The experts, at a discussion on data protection, pitched for setting up of a regulator or an adjudication mechanism to deal with cases relating to issues of privacy and data harvesting.
Chinmayi Arun, executive director, Centre for Communication Governance at National Law University, Delhi, said the storage, aggregation and processing of data have been on the rise and there needs to be a mechanism to deal with their misuse.
The panel discussion was part of a series of talks on digital technologies and their impact on society, human psyche and economies, organised with active involvement of former foreign secretary Shyam Saran.
Ananth Padmanabhan, fellow at Carnegie India, cautioned against data being “siloed" with particular companies.

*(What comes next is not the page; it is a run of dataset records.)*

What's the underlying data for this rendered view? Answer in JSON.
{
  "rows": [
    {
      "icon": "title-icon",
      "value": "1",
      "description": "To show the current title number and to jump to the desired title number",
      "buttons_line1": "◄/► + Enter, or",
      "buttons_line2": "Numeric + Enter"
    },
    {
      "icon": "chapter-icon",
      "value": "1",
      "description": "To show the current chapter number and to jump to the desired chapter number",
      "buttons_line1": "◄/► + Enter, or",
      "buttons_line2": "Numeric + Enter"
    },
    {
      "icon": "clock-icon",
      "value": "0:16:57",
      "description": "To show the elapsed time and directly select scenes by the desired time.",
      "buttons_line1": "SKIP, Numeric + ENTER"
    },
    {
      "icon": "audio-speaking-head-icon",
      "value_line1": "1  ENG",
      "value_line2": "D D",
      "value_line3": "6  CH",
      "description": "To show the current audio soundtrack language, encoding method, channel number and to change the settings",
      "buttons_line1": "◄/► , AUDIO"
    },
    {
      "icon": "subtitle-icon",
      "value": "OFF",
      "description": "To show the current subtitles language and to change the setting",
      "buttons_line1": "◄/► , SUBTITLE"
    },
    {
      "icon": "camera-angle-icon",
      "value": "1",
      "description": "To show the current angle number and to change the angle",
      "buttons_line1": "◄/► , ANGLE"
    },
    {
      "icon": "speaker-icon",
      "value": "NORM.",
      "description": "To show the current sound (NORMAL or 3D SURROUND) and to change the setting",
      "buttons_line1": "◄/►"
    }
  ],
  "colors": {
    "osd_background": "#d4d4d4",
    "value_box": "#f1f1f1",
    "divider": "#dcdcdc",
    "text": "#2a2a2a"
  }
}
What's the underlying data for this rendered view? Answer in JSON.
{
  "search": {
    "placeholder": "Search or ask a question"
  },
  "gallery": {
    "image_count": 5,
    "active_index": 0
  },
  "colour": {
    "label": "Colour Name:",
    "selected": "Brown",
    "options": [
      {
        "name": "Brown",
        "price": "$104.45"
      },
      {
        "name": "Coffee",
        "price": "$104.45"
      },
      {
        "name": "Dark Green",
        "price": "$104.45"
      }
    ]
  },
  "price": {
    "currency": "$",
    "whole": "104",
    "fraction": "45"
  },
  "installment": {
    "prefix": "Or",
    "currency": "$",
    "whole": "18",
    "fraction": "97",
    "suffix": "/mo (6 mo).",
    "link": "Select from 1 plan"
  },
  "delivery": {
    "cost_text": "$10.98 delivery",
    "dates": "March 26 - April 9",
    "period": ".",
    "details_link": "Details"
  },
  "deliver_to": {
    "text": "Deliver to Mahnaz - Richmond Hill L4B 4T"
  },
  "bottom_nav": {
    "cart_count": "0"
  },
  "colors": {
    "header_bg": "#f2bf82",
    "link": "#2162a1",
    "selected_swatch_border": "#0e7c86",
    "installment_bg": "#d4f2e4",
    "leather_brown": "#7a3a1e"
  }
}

“Look at the number of acquisitions Google, Amazon, Facebook, Microsoft and Apple have done in this space in the last 5-6 years. What could happen over time is that, all this important and exciting data, particularly in the key sectors of education, mobility, healthcare, agriculture and so on could get siloed with particular companies," he said.
There has been a growing concern in India over the safety of the Aadhaar database. The Supreme Court is also examining issues relating to various aspects of Aadhaar.

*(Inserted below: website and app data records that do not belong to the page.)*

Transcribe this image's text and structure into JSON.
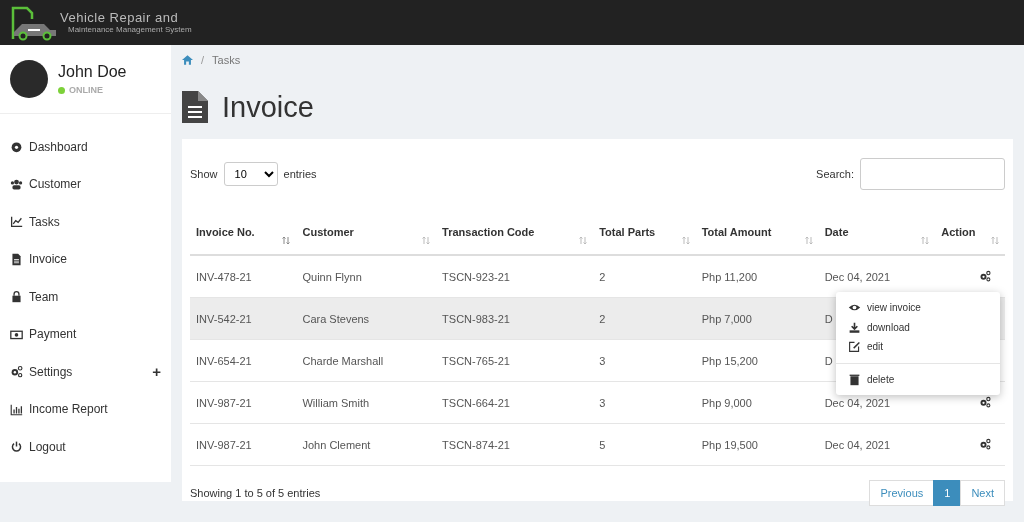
{
  "header": {
    "logo_title": "Vehicle Repair and",
    "logo_subtitle": "Maintenance Management System"
  },
  "user": {
    "name": "John Doe",
    "status": "ONLINE"
  },
  "sidebar": {
    "items": [
      {
        "label": "Dashboard"
      },
      {
        "label": "Customer"
      },
      {
        "label": "Tasks"
      },
      {
        "label": "Invoice"
      },
      {
        "label": "Team"
      },
      {
        "label": "Payment"
      },
      {
        "label": "Settings",
        "toggle": "+"
      },
      {
        "label": "Income Report"
      },
      {
        "label": "Logout"
      }
    ]
  },
  "breadcrumb": {
    "separator": "/",
    "label": "Tasks"
  },
  "page_title": "Invoice",
  "length_control": {
    "prefix": "Show",
    "value": "10",
    "suffix": "entries"
  },
  "search": {
    "label": "Search:"
  },
  "table": {
    "columns": [
      "Invoice No.",
      "Customer",
      "Transaction Code",
      "Total Parts",
      "Total Amount",
      "Date",
      "Action"
    ],
    "rows": [
      {
        "cells": [
          "INV-478-21",
          "Quinn Flynn",
          "TSCN-923-21",
          "2",
          "Php 11,200",
          "Dec 04, 2021"
        ],
        "selected": false
      },
      {
        "cells": [
          "INV-542-21",
          "Cara Stevens",
          "TSCN-983-21",
          "2",
          "Php 7,000",
          "D"
        ],
        "selected": true
      },
      {
        "cells": [
          "INV-654-21",
          "Charde Marshall",
          "TSCN-765-21",
          "3",
          "Php 15,200",
          "D"
        ],
        "selected": false
      },
      {
        "cells": [
          "INV-987-21",
          "William Smith",
          "TSCN-664-21",
          "3",
          "Php 9,000",
          "Dec 04, 2021"
        ],
        "selected": false
      },
      {
        "cells": [
          "INV-987-21",
          "John Clement",
          "TSCN-874-21",
          "5",
          "Php 19,500",
          "Dec 04, 2021"
        ],
        "selected": false
      }
    ]
  },
  "action_menu": {
    "items": [
      {
        "label": "view invoice"
      },
      {
        "label": "download"
      },
      {
        "label": "edit"
      },
      {
        "label": "delete"
      }
    ]
  },
  "info": "Showing 1 to 5 of 5 entries",
  "pagination": [
    {
      "label": "Previous",
      "selected": false
    },
    {
      "label": "1",
      "selected": true
    },
    {
      "label": "Next",
      "selected": false
    }
  ]
}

Supreme Court advocate Vrinda Bhandari asserted that a data protection law was the need of the hour and the government must bring it soon. “We have for these many years been in a sort of vacuum where no efficient law for data protection is a big problem. So one aspect is to have a law that would define what our rights are, what the responsibilities are. “Also, seek to answer some very complex questions like ownership of data, who is the custodian of data and then to set up a regulator or some sort of adjudication mechanism," she said.
Justice B.N. Srikrishna, who heads a committee tasked to frame new data protection norms for India, said: “We are in the stage of digital economy, digital governance, and digital storage of all knowledge... Digital footprints are everywhere. The digital footprints will identify you... Is it good, is it bad that is the debate."
UIDAI chairman J.Satyanarayana, speaking at the event hosted by India International Centre in collaboration with Niti Aayog and Centre for Policy Research, said technology has brought about a sea change in governance and asserted that the Aadhaar database is secured by design.
Advocate Bhandari said: “One of the things to do is to, within the law, maintain flexible principles so that any regulator will be able to catch up with technology. We have to then work on things like consumer education."
She noted that following the Cambridge Analytica episode, people are now questioning who has access to their data, what are their rights and what are these Facebook consent policies that they are signing.
On the issue of data breach, Bhandari said from the point of the data subject, it would be the primary data collector who should be liable for a breach even if it has occurred after it was shared with successive entities.
Concurring with Bhandari’s view, Arun said the company that collects data has to be held liable to what happens with the data.
“If it chooses to enter into contracts with unreliable third parties, that should not become the citizen’s or the consumer’s problem," she said.
As data theft becomes the buzzword, recent revelations on the issue have forced people to re-examine their everyday social media browsing habits, particularly on Facebook.
It started in mid-March with international media reports claiming that the profiles of 50 million Facebook users were harvested by UK-based data analytics firm Cambridge Analytica to influence the US presidential election and the pro-Brexit campaign as well as polls in other countries.
Beyond the global impact of the biggest-ever data breaches and the social media behemoth Facebook, the scandal brought to the fore the shortcomings of India’s laws to deal with ever advancing issues of online privacy and data theft in the country.